Australia’s mental health commissions on Wednesday have issued a consensus statement saying that the scheduled conclusion late this year of the Royal Commission into Institutional Responses to Child Sexual Abuse provides an unprecedented opportunity for governments across Australia to rise to the challenge posed by childhood trauma.
The statement, endorsed by the National Mental Health Commission, and the Mental Health Commissions of New South Wales, Queensland, South Australia and Western Australia, identifies nine ‘essential elements’ to be addressed by State and Federal Governments in the wake of the Royal Commission.
They are to:
- Recognise that childhood trauma is broader than institutional child abuse.
- Recognise the strength and resilience of survivors and use this, rather than an illness-based approach, to build positive outcomes.
- Build trauma capability across the full spectrum of services that recognises and responds to the specific needs of people managing the devastating impacts of abuse.
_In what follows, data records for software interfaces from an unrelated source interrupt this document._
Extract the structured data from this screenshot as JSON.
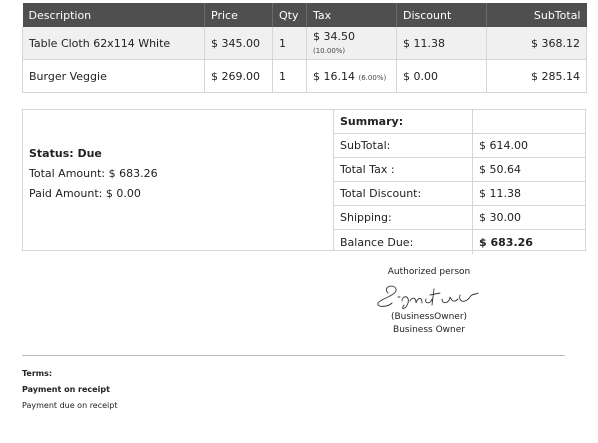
{
  "items_table": {
    "headers": [
      "Description",
      "Price",
      "Qty",
      "Tax",
      "Discount",
      "SubTotal"
    ],
    "rows": [
      {
        "description": "Table Cloth 62x114 White",
        "price": "$ 345.00",
        "qty": "1",
        "tax": "$ 34.50",
        "tax_pct": "(10.00%)",
        "discount": "$ 11.38",
        "subtotal": "$ 368.12"
      },
      {
        "description": "Burger Veggie",
        "price": "$ 269.00",
        "qty": "1",
        "tax": "$ 16.14",
        "tax_pct": "(6.00%)",
        "discount": "$ 0.00",
        "subtotal": "$ 285.14"
      }
    ]
  },
  "status": {
    "title": "Status: Due",
    "total_amount": "Total Amount: $ 683.26",
    "paid_amount": "Paid Amount: $ 0.00"
  },
  "summary": {
    "title": "Summary:",
    "rows": [
      {
        "label": "SubTotal:",
        "value": "$ 614.00"
      },
      {
        "label": "Total Tax :",
        "value": "$ 50.64"
      },
      {
        "label": "Total Discount:",
        "value": "$ 11.38"
      },
      {
        "label": "Shipping:",
        "value": "$ 30.00"
      },
      {
        "label": "Balance Due:",
        "value": "$ 683.26"
      }
    ]
  },
  "signature": {
    "caption": "Authorized person",
    "signature_text": "Signature",
    "name_line": "(BusinessOwner)",
    "role_line": "Business Owner"
  },
  "terms": {
    "heading": "Terms:",
    "title": "Payment on receipt",
    "text": "Payment due on receipt"
  },
  "colors": {
    "header_bg": "#4f4f4f",
    "shaded_row": "#f0f0f0",
    "border": "#d6d6d6"
  }
}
- Develop co-ordinated responses to the varied needs of consumers.
- Increase the capacity of phone and online services.
- Provide ongoing support.
- Prepare for increased demand.
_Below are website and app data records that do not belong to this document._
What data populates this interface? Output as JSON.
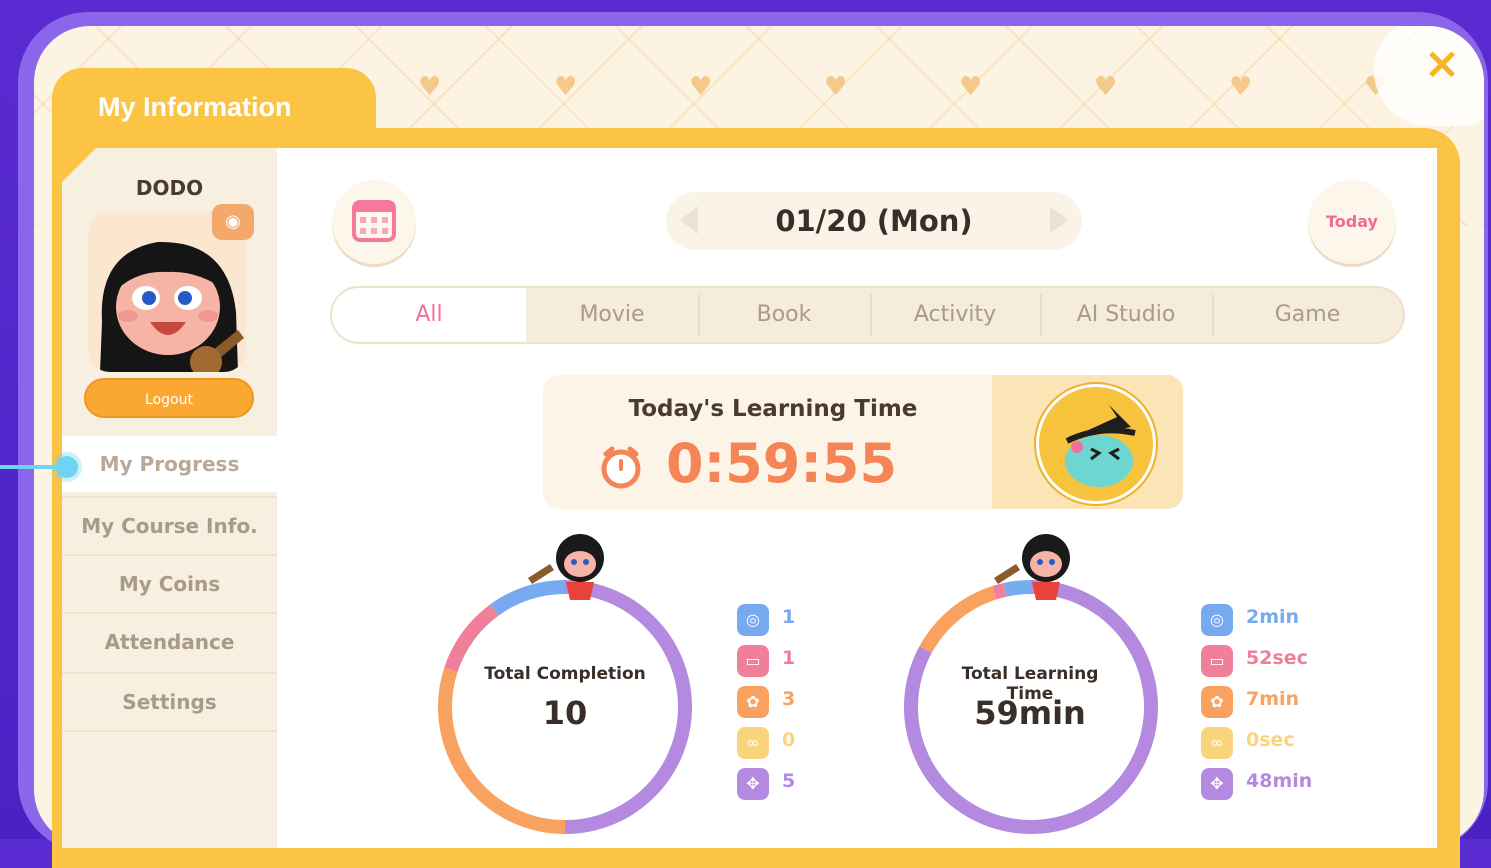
{
  "panel": {
    "title": "My Information",
    "close_icon": "×"
  },
  "profile": {
    "username": "DODO",
    "logout_label": "Logout"
  },
  "sidebar": {
    "items": [
      {
        "label": "My Progress",
        "active": true
      },
      {
        "label": "My Course Info."
      },
      {
        "label": "My Coins"
      },
      {
        "label": "Attendance"
      },
      {
        "label": "Settings"
      }
    ]
  },
  "date_nav": {
    "date": "01/20 (Mon)",
    "today_label": "Today"
  },
  "tabs": [
    "All",
    "Movie",
    "Book",
    "Activity",
    "AI Studio",
    "Game"
  ],
  "learning_time": {
    "title": "Today's Learning Time",
    "value": "0:59:55"
  },
  "completion": {
    "label": "Total Completion",
    "value": "10",
    "legend": [
      "1",
      "1",
      "3",
      "0",
      "5"
    ]
  },
  "learning_total": {
    "label": "Total Learning Time",
    "value": "59min",
    "legend": [
      "2min",
      "52sec",
      "7min",
      "0sec",
      "48min"
    ]
  },
  "colors": {
    "movie": "#78aaf0",
    "book": "#f07f9a",
    "activity": "#f9a15e",
    "ai_studio": "#f9d47a",
    "game": "#b489e0",
    "accent_pink": "#f0709b",
    "accent_orange": "#f58456"
  }
}
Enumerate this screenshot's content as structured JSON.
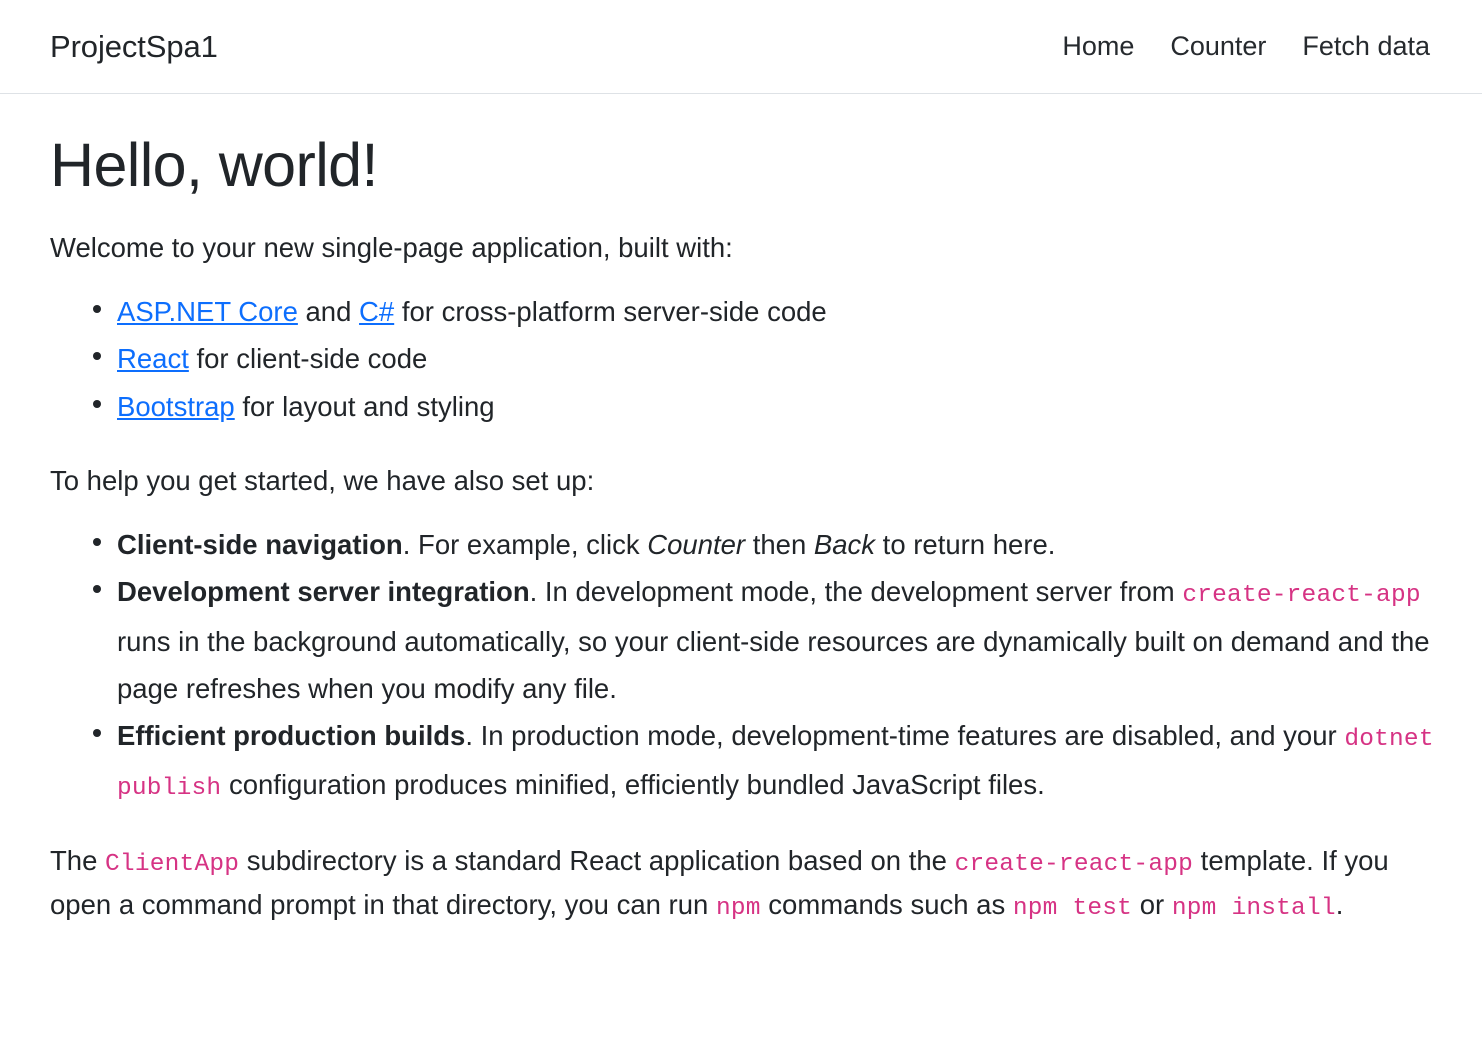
{
  "colors": {
    "link": "#0d6efd",
    "code": "#d63384",
    "text": "#212529",
    "border": "#dee2e6",
    "background": "#ffffff"
  },
  "header": {
    "brand": "ProjectSpa1",
    "nav": [
      {
        "label": "Home"
      },
      {
        "label": "Counter"
      },
      {
        "label": "Fetch data"
      }
    ]
  },
  "main": {
    "title": "Hello, world!",
    "intro": "Welcome to your new single-page application, built with:",
    "tech_list": [
      {
        "link1": "ASP.NET Core",
        "mid": " and ",
        "link2": "C#",
        "tail": " for cross-platform server-side code"
      },
      {
        "link1": "React",
        "tail": " for client-side code"
      },
      {
        "link1": "Bootstrap",
        "tail": " for layout and styling"
      }
    ],
    "setup_intro": "To help you get started, we have also set up:",
    "features": [
      {
        "term": "Client-side navigation",
        "part1": ". For example, click ",
        "em1": "Counter",
        "part2": " then ",
        "em2": "Back",
        "part3": " to return here."
      },
      {
        "term": "Development server integration",
        "part1": ". In development mode, the development server from ",
        "code1": "create-react-app",
        "part2": " runs in the background automatically, so your client-side resources are dynamically built on demand and the page refreshes when you modify any file."
      },
      {
        "term": "Efficient production builds",
        "part1": ". In production mode, development-time features are disabled, and your ",
        "code1": "dotnet publish",
        "part2": " configuration produces minified, efficiently bundled JavaScript files."
      }
    ],
    "closing": {
      "t1": "The ",
      "c1": "ClientApp",
      "t2": " subdirectory is a standard React application based on the ",
      "c2": "create-react-app",
      "t3": " template. If you open a command prompt in that directory, you can run ",
      "c3": "npm",
      "t4": " commands such as ",
      "c4": "npm test",
      "t5": " or ",
      "c5": "npm install",
      "t6": "."
    }
  }
}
- Increase community-based support workers.
- Develop culturally appropriate services for Aboriginal and Torres Strait Islander people.
The statement stresses the importance of a community-based response to many of these elements and notes that one significant gap in support is the limit to the number of funded Medicare psychology sessions.
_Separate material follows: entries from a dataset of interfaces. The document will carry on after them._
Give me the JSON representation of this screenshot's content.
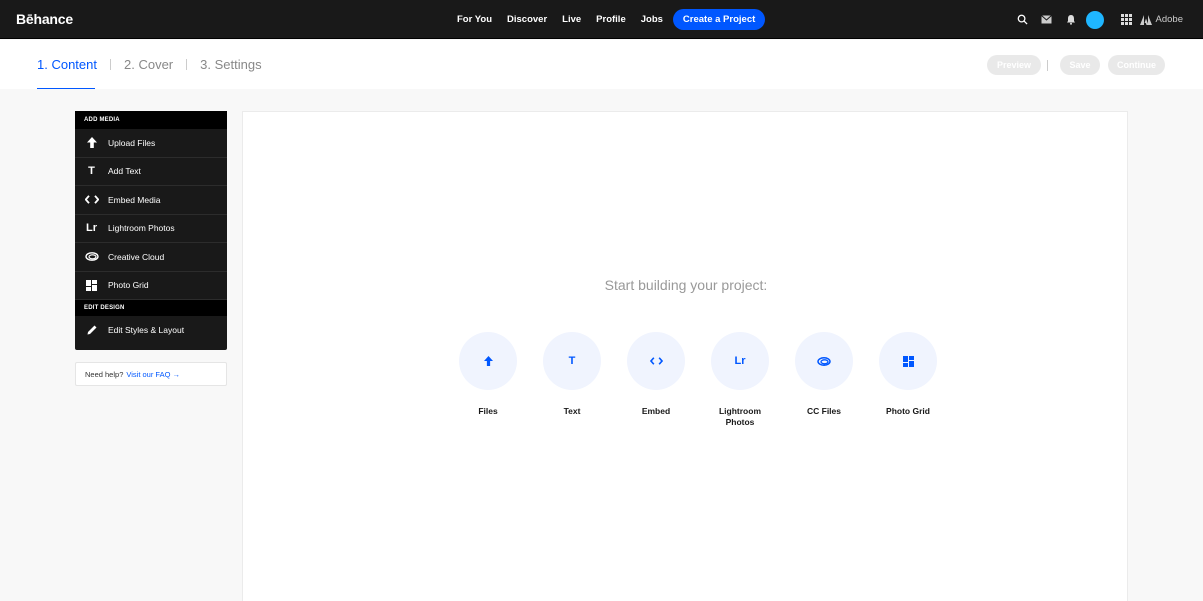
{
  "brand": "Behance",
  "nav": {
    "items": [
      "For You",
      "Discover",
      "Live",
      "Profile",
      "Jobs"
    ],
    "create_label": "Create a Project",
    "adobe_label": "Adobe"
  },
  "colors": {
    "accent": "#0057ff",
    "avatar": "#1fb6ff",
    "topbar": "#191919"
  },
  "steps": [
    {
      "label": "1. Content",
      "active": true
    },
    {
      "label": "2. Cover",
      "active": false
    },
    {
      "label": "3. Settings",
      "active": false
    }
  ],
  "actions": {
    "preview": "Preview",
    "save": "Save",
    "continue": "Continue"
  },
  "panel": {
    "add_media_heading": "ADD MEDIA",
    "items": [
      {
        "label": "Upload Files",
        "icon": "upload-arrow-icon"
      },
      {
        "label": "Add Text",
        "icon": "text-icon"
      },
      {
        "label": "Embed Media",
        "icon": "code-icon"
      },
      {
        "label": "Lightroom Photos",
        "icon": "lightroom-icon"
      },
      {
        "label": "Creative Cloud",
        "icon": "creative-cloud-icon"
      },
      {
        "label": "Photo Grid",
        "icon": "grid-icon"
      }
    ],
    "edit_design_heading": "EDIT DESIGN",
    "edit_item": {
      "label": "Edit Styles & Layout",
      "icon": "pencil-icon"
    }
  },
  "help": {
    "text": "Need help?",
    "link": "Visit our FAQ →"
  },
  "canvas": {
    "prompt": "Start building your project:",
    "tiles": [
      {
        "label": "Files",
        "icon": "upload-arrow-icon"
      },
      {
        "label": "Text",
        "icon": "text-icon",
        "glyph": "T"
      },
      {
        "label": "Embed",
        "icon": "code-icon"
      },
      {
        "label": "Lightroom Photos",
        "icon": "lightroom-icon",
        "glyph": "Lr"
      },
      {
        "label": "CC Files",
        "icon": "creative-cloud-icon"
      },
      {
        "label": "Photo Grid",
        "icon": "grid-icon"
      }
    ]
  }
}
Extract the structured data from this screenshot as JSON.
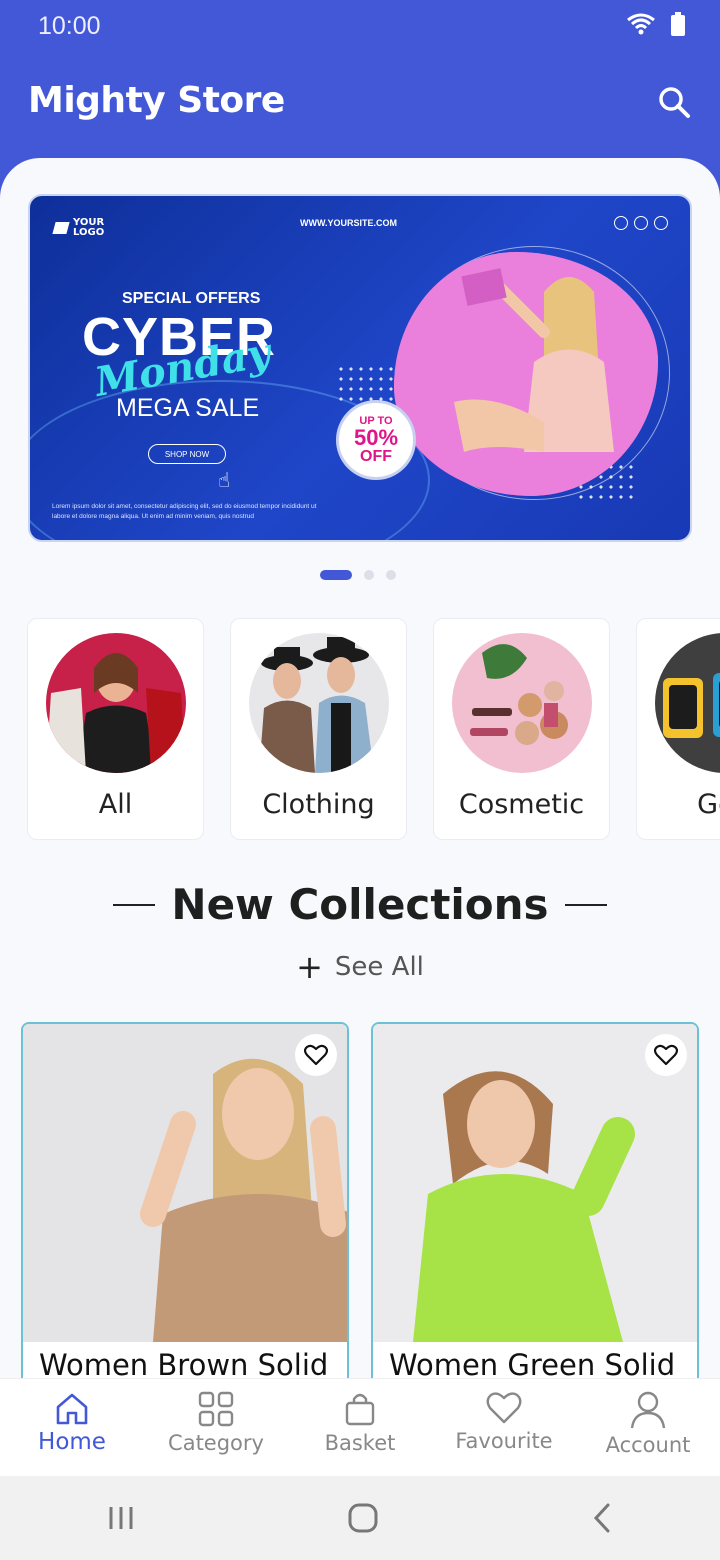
{
  "status": {
    "time": "10:00"
  },
  "header": {
    "title": "Mighty Store"
  },
  "banner": {
    "logo": "YOUR\nLOGO",
    "site": "WWW.YOURSITE.COM",
    "special": "SPECIAL OFFERS",
    "cyber": "CYBER",
    "monday": "Monday",
    "mega": "MEGA SALE",
    "shop": "SHOP NOW",
    "badge_top": "UP TO",
    "badge_pct": "50%",
    "badge_off": "OFF",
    "lorem": "Lorem ipsum dolor sit amet, consectetur adipiscing elit, sed do eiusmod tempor incididunt ut labore et dolore magna aliqua. Ut enim ad minim veniam, quis nostrud",
    "pages": 3,
    "active_page": 1
  },
  "categories": [
    {
      "label": "All"
    },
    {
      "label": "Clothing"
    },
    {
      "label": "Cosmetic"
    },
    {
      "label": "Gen"
    }
  ],
  "collections": {
    "title": "New Collections",
    "see_all": "See All",
    "products": [
      {
        "name": "Women Brown Solid"
      },
      {
        "name": "Women Green Solid"
      }
    ]
  },
  "bottom_nav": [
    {
      "label": "Home",
      "icon": "home-icon",
      "active": true
    },
    {
      "label": "Category",
      "icon": "grid-icon",
      "active": false
    },
    {
      "label": "Basket",
      "icon": "bag-icon",
      "active": false
    },
    {
      "label": "Favourite",
      "icon": "heart-icon",
      "active": false
    },
    {
      "label": "Account",
      "icon": "user-icon",
      "active": false
    }
  ],
  "colors": {
    "primary": "#4358d6",
    "card_border": "#6bc2d7"
  }
}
It says that people with complex trauma may require many months of support, but currently Medicare reimbursement is capped at 10 to 18 appointments depending on the scheme. “Access to psychological treatment in the community is growing and well linked to GP practices, however treatment can be expensive and difficult to access,” it said.
The commissions say that services and systems established in response to the recommendations of the Royal Commission need not only to provide better responses to adult survivors, but also optimise opportunities for children and young people to disclose as early as possible and receive the right response and care.
“This is not just the responsibility of specialist services; organisations including government agencies, welfare groups, schools, sporting clubs, religious bodies, youth and social groups, all play a vital role in the safety, health and wellbeing of children and young people.”
The statement says the Royal Commission has uncovered the shocking scale and stakes of childhood trauma and that the task of providing adequate services to everyone identified, and those yet to be identified, could appear daunting. In fact, it says, it is not unmanageable and many of those affected are already engaged with diverse services, such as receiving the disability support pension, accessing health services for chronic pain, engaged with child protection, mental health, welfare or justice services.
However, it said, they are “often not getting the optimal response because services generally do not recognise or respond well to unresolved trauma.”
“This population can become the ‘revolving door’ or ‘helpless’ cases, who become perceived judgmentally, including amongst staff of the services intended to support them. With the right type of care and support, however this group can be appropriately supported to reengage with the community, and so deliver significant social, emotional and economic benefits.”
“In designing systems and services which are attuned to the particular vulnerabilities of survivors of child sexual abuse and other childhood trauma, it is important to use a trauma lens which recognises the complexity and sensitivities and minimises the risk of re-traumatisation.”
“The complexity of unresolved trauma and associated mental health impacts has important implications for the way in which services are delivered and the way in which those affected engage with services.”
To read the consensus statement, click here.
The Royal Commission is scheduled to deliver its final report to the Federal Government on 15 December 2017.